• Problem statement
In the data below, find every line with the word "name" and copy it.

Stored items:
*** Block opens ***
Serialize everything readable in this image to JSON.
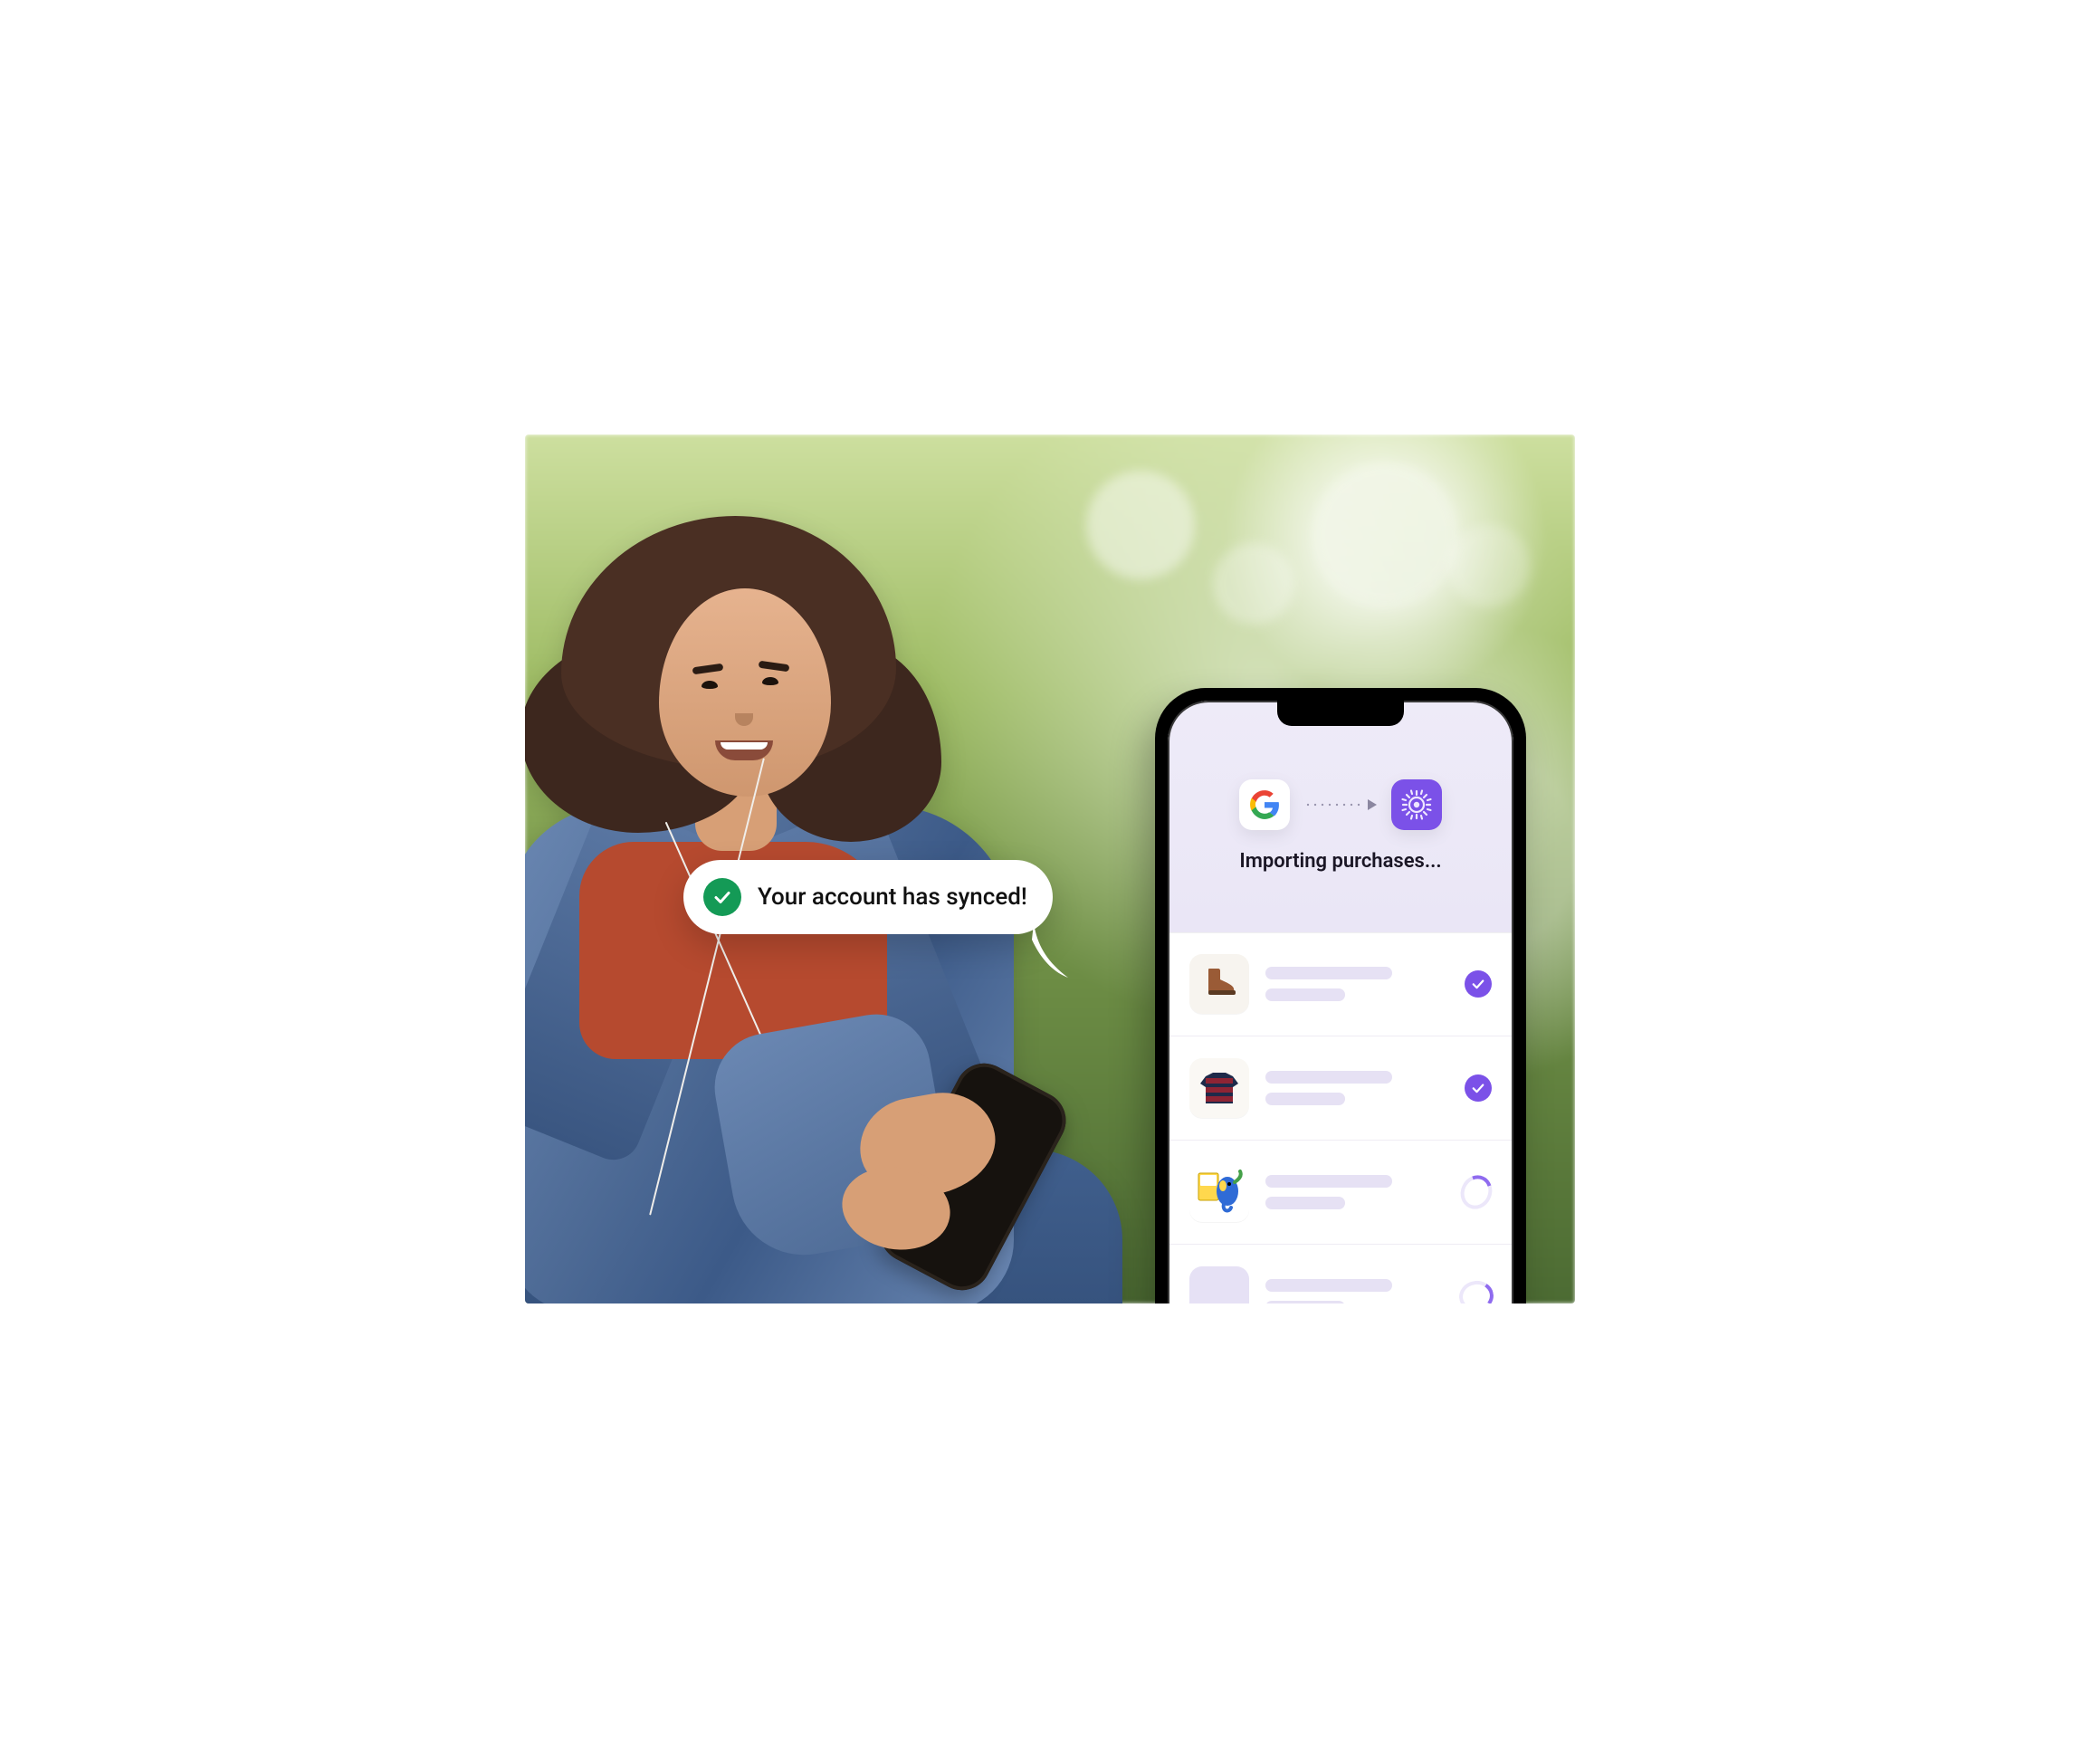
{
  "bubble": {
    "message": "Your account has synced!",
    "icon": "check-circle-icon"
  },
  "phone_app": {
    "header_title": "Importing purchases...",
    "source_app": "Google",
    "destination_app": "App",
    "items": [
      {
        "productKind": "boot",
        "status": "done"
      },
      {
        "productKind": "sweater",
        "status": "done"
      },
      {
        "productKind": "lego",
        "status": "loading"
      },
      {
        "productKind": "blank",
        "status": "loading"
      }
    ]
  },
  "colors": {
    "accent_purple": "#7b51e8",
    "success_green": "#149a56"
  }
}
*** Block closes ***
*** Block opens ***
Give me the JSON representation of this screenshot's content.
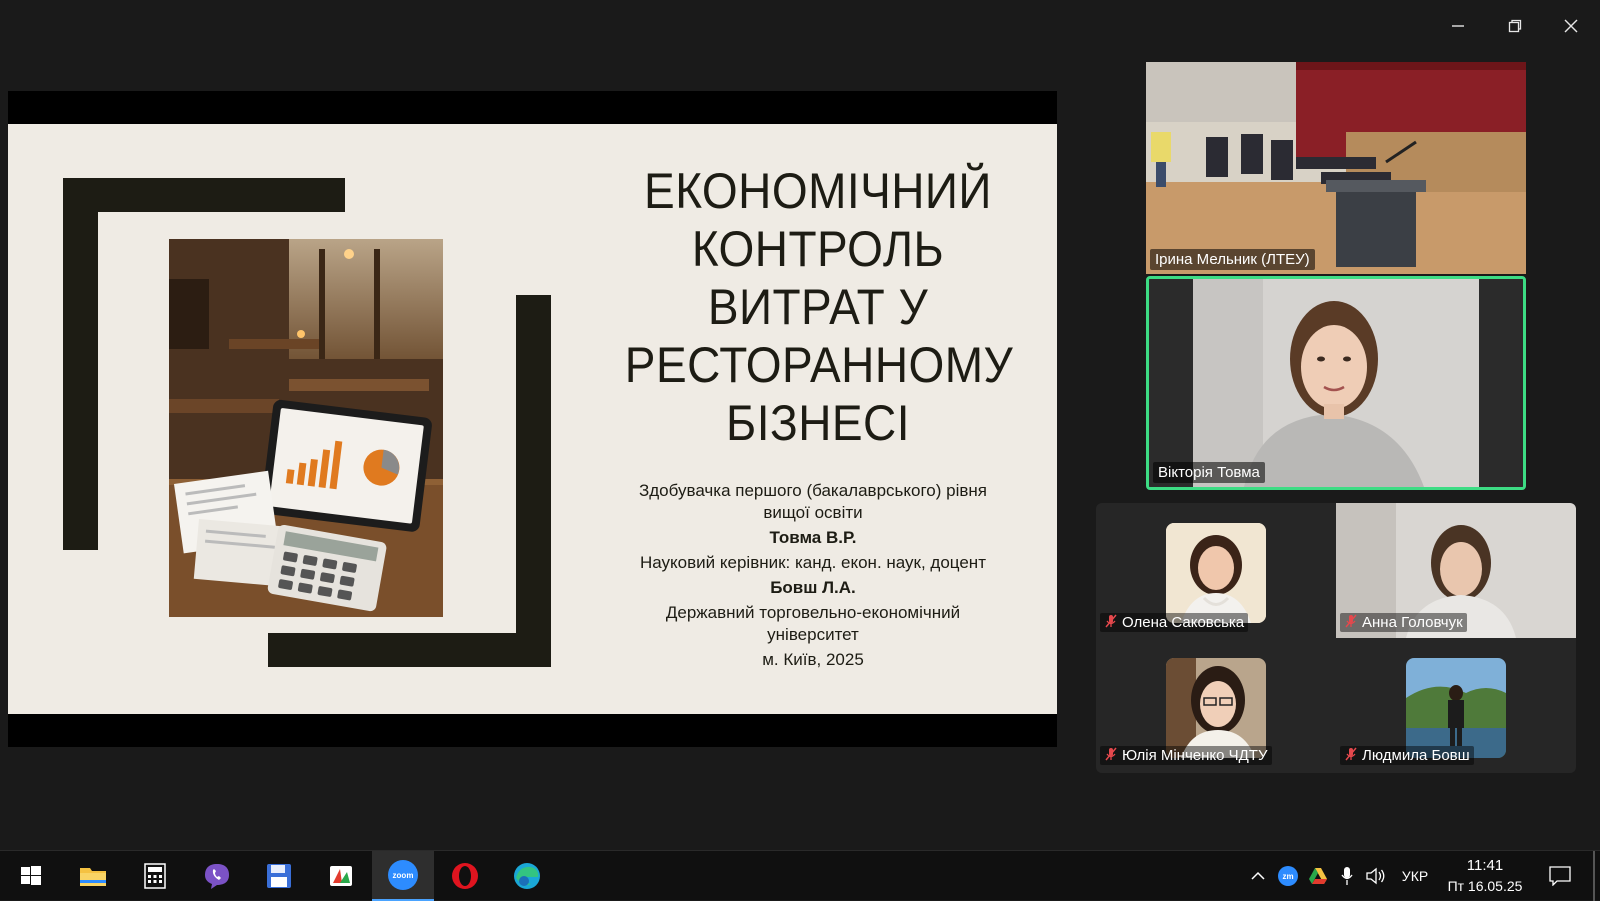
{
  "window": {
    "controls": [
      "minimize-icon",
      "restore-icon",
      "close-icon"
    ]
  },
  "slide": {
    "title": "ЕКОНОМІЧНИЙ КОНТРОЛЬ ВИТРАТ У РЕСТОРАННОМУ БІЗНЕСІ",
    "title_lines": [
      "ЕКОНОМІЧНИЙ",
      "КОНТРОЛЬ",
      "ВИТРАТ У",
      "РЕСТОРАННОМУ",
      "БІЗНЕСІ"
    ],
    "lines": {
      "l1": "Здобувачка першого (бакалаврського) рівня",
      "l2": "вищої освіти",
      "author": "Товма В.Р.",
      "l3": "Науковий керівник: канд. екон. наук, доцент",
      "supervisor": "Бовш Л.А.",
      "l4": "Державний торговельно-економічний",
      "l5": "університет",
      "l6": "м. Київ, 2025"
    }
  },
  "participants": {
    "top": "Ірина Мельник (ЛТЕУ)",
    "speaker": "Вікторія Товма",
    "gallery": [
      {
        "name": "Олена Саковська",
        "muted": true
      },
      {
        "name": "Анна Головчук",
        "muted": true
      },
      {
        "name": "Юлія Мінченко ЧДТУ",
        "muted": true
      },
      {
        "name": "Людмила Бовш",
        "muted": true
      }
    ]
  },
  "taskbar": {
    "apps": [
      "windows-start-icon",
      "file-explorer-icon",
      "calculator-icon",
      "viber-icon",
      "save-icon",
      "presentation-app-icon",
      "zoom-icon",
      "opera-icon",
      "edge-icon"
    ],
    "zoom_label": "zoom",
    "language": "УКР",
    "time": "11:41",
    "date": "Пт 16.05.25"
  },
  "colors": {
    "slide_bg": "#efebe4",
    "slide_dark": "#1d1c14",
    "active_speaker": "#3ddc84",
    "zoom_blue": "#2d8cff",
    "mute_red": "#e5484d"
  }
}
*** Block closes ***
• Result of the task
        "name": "Олена Саковська",
        "name": "Анна Головчук",
        "name": "Юлія Мінченко ЧДТУ",
        "name": "Людмила Бовш",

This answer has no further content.